▶ [YOUR INSTRUCTIONS]: Exactly as written, return every line of the data below.

Data excerpts
-=-=-

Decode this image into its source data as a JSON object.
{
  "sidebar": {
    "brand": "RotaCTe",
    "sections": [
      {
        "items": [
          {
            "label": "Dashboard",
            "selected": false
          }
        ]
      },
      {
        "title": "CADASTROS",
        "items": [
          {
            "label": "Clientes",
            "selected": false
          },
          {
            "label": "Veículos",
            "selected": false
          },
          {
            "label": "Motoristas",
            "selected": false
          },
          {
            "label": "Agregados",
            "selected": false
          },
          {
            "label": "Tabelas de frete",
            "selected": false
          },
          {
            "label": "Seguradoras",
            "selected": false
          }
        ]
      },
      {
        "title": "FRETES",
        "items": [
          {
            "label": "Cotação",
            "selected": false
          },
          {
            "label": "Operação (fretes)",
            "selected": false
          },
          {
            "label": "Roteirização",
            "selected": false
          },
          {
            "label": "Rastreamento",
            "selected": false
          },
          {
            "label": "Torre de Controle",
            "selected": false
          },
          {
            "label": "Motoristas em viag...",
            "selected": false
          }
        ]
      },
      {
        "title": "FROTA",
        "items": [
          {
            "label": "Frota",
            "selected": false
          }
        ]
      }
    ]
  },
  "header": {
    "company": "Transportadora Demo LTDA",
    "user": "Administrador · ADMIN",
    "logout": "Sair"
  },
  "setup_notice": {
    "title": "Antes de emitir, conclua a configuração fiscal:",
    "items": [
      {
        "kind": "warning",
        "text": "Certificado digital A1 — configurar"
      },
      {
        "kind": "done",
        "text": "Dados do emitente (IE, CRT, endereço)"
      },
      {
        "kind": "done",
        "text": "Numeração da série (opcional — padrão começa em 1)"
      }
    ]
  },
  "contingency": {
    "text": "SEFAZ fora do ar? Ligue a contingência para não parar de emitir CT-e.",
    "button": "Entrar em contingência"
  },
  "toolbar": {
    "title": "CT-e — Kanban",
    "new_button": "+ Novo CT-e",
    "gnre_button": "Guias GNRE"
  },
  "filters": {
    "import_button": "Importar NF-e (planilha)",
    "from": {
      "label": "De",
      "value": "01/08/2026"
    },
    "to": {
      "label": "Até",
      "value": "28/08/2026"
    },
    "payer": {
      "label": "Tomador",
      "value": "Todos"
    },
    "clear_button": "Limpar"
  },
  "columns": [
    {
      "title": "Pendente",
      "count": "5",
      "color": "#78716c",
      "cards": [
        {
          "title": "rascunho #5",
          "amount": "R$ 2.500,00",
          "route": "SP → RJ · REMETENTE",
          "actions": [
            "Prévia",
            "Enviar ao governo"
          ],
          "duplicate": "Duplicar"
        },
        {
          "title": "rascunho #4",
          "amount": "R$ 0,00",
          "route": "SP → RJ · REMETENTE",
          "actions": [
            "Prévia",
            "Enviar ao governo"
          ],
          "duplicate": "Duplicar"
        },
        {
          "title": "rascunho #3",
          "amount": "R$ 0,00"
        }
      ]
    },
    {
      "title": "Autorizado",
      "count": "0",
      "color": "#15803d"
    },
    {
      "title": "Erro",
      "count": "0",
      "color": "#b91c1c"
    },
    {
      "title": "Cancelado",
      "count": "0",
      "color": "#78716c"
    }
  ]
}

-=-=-

▶ [ANSWER TO THE EXERCISE]:
Decode this image into its source data as a JSON object.
{
  "sidebar": {
    "brand": "RotaCTe",
    "sections": [
      {
        "items": [
          {
            "label": "Dashboard",
            "selected": false
          }
        ]
      },
      {
        "title": "CADASTROS",
        "items": [
          {
            "label": "Clientes",
            "selected": false
          },
          {
            "label": "Veículos",
            "selected": false
          },
          {
            "label": "Motoristas",
            "selected": false
          },
          {
            "label": "Agregados",
            "selected": false
          },
          {
            "label": "Tabelas de frete",
            "selected": false
          },
          {
            "label": "Seguradoras",
            "selected": false
          }
        ]
      },
      {
        "title": "FRETES",
        "items": [
          {
            "label": "Cotação",
            "selected": false
          },
          {
            "label": "Operação (fretes)",
            "selected": false
          },
          {
            "label": "Roteirização",
            "selected": false
          },
          {
            "label": "Rastreamento",
            "selected": false
          },
          {
            "label": "Torre de Controle",
            "selected": false
          },
          {
            "label": "Motoristas em viag...",
            "selected": false
          }
        ]
      },
      {
        "title": "FROTA",
        "items": [
          {
            "label": "Frota",
            "selected": false
          }
        ]
      }
    ]
  },
  "header": {
    "company": "Transportadora Demo LTDA",
    "user": "Administrador · ADMIN",
    "logout": "Sair"
  },
  "setup_notice": {
    "title": "Antes de emitir, conclua a configuração fiscal:",
    "items": [
      {
        "kind": "warning",
        "text": "Certificado digital A1 — configurar"
      },
      {
        "kind": "done",
        "text": "Dados do emitente (IE, CRT, endereço)"
      },
      {
        "kind": "done",
        "text": "Numeração da série (opcional — padrão começa em 1)"
      }
    ]
  },
  "contingency": {
    "text": "SEFAZ fora do ar? Ligue a contingência para não parar de emitir CT-e.",
    "button": "Entrar em contingência"
  },
  "toolbar": {
    "title": "CT-e — Kanban",
    "new_button": "+ Novo CT-e",
    "gnre_button": "Guias GNRE"
  },
  "filters": {
    "import_button": "Importar NF-e (planilha)",
    "from": {
      "label": "De",
      "value": "01/08/2026"
    },
    "to": {
      "label": "Até",
      "value": "28/08/2026"
    },
    "payer": {
      "label": "Tomador",
      "value": "Todos"
    },
    "clear_button": "Limpar"
  },
  "columns": [
    {
      "title": "Pendente",
      "count": "5",
      "color": "#78716c",
      "cards": [
        {
          "title": "rascunho #5",
          "amount": "R$ 2.500,00",
          "route": "SP → RJ · REMETENTE",
          "actions": [
            "Prévia",
            "Enviar ao governo"
          ],
          "duplicate": "Duplicar"
        },
        {
          "title": "rascunho #4",
          "amount": "R$ 0,00",
          "route": "SP → RJ · REMETENTE",
          "actions": [
            "Prévia",
            "Enviar ao governo"
          ],
          "duplicate": "Duplicar"
        },
        {
          "title": "rascunho #3",
          "amount": "R$ 0,00"
        }
      ]
    },
    {
      "title": "Autorizado",
      "count": "0",
      "color": "#15803d"
    },
    {
      "title": "Erro",
      "count": "0",
      "color": "#b91c1c"
    },
    {
      "title": "Cancelado",
      "count": "0",
      "color": "#78716c"
    }
  ]
}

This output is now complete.